== Excerpted data ==

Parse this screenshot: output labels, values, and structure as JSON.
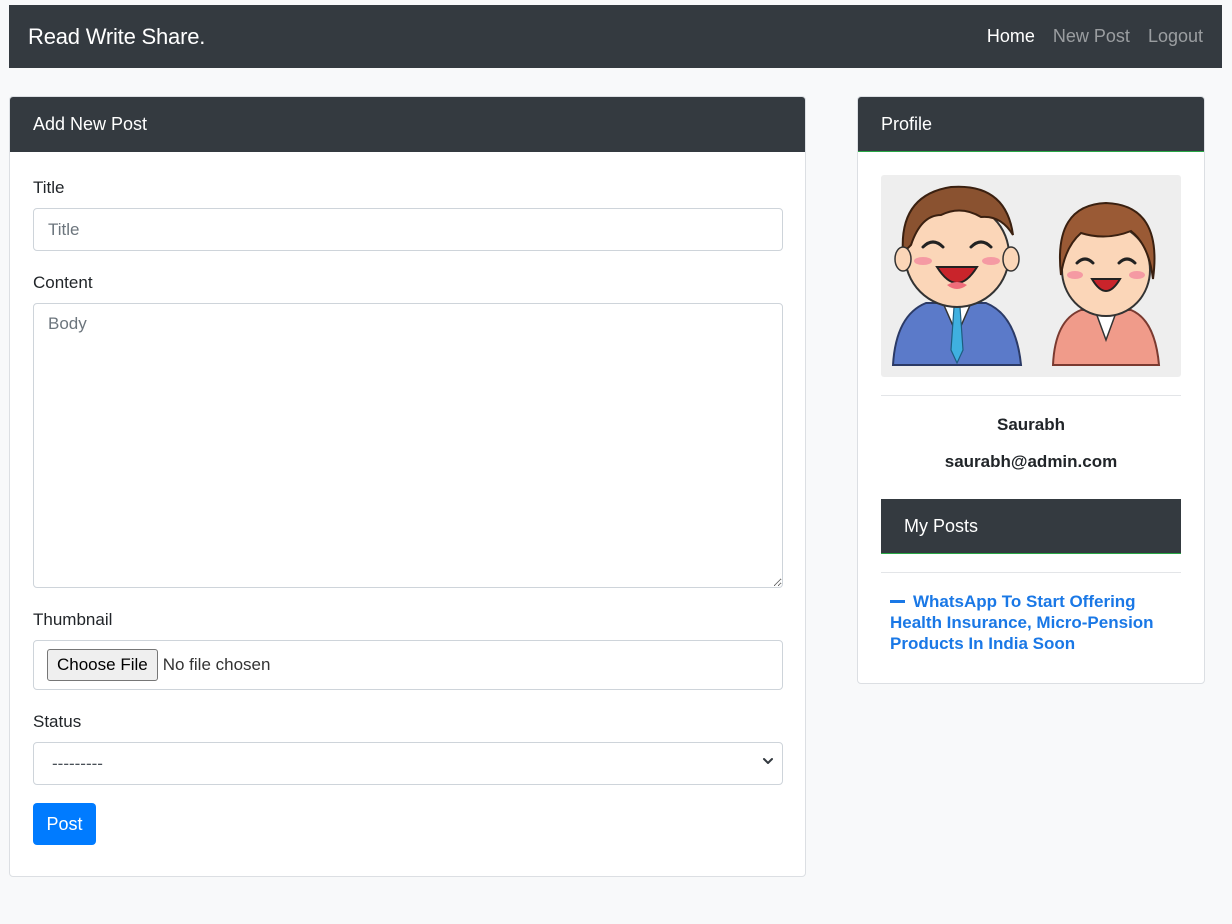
{
  "navbar": {
    "brand": "Read Write Share.",
    "links": [
      {
        "label": "Home",
        "active": true
      },
      {
        "label": "New Post",
        "active": false
      },
      {
        "label": "Logout",
        "active": false
      }
    ]
  },
  "post_form": {
    "header": "Add New Post",
    "title_label": "Title",
    "title_placeholder": "Title",
    "content_label": "Content",
    "content_placeholder": "Body",
    "thumbnail_label": "Thumbnail",
    "file_button": "Choose File",
    "file_status": "No file chosen",
    "status_label": "Status",
    "status_selected": "---------",
    "submit_label": "Post"
  },
  "profile": {
    "header": "Profile",
    "name": "Saurabh",
    "email": "saurabh@admin.com",
    "my_posts_header": "My Posts",
    "posts": [
      {
        "title": "WhatsApp To Start Offering Health Insurance, Micro-Pension Products In India Soon"
      }
    ]
  },
  "colors": {
    "navbar_bg": "#343a40",
    "primary": "#007bff",
    "link": "#1a78e6",
    "accent_border": "#28a745"
  }
}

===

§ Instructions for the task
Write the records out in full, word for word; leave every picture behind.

§ Answer box
Parse this screenshot: output labels, values, and structure as JSON.
{
  "navbar": {
    "brand": "Read Write Share.",
    "links": [
      {
        "label": "Home",
        "active": true
      },
      {
        "label": "New Post",
        "active": false
      },
      {
        "label": "Logout",
        "active": false
      }
    ]
  },
  "post_form": {
    "header": "Add New Post",
    "title_label": "Title",
    "title_placeholder": "Title",
    "content_label": "Content",
    "content_placeholder": "Body",
    "thumbnail_label": "Thumbnail",
    "file_button": "Choose File",
    "file_status": "No file chosen",
    "status_label": "Status",
    "status_selected": "---------",
    "submit_label": "Post"
  },
  "profile": {
    "header": "Profile",
    "name": "Saurabh",
    "email": "saurabh@admin.com",
    "my_posts_header": "My Posts",
    "posts": [
      {
        "title": "WhatsApp To Start Offering Health Insurance, Micro-Pension Products In India Soon"
      }
    ]
  },
  "colors": {
    "navbar_bg": "#343a40",
    "primary": "#007bff",
    "link": "#1a78e6",
    "accent_border": "#28a745"
  }
}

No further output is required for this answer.